### Assignment
Only lines containing the string "hashtag" belong in the answer; find them in the records and copy them.

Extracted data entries
Segment Open
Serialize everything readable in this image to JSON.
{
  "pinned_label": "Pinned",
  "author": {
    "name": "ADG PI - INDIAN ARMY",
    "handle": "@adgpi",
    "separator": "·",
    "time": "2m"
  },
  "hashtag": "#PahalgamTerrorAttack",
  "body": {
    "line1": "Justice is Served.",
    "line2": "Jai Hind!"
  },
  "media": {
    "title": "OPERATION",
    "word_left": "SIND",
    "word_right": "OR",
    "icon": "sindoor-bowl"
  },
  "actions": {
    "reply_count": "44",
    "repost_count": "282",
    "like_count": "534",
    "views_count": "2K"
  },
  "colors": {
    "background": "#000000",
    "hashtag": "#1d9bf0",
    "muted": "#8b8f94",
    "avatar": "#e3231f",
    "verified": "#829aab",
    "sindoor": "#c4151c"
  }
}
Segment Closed
### Result of the task
  "hashtag": "#PahalgamTerrorAttack",
    "hashtag": "#1d9bf0",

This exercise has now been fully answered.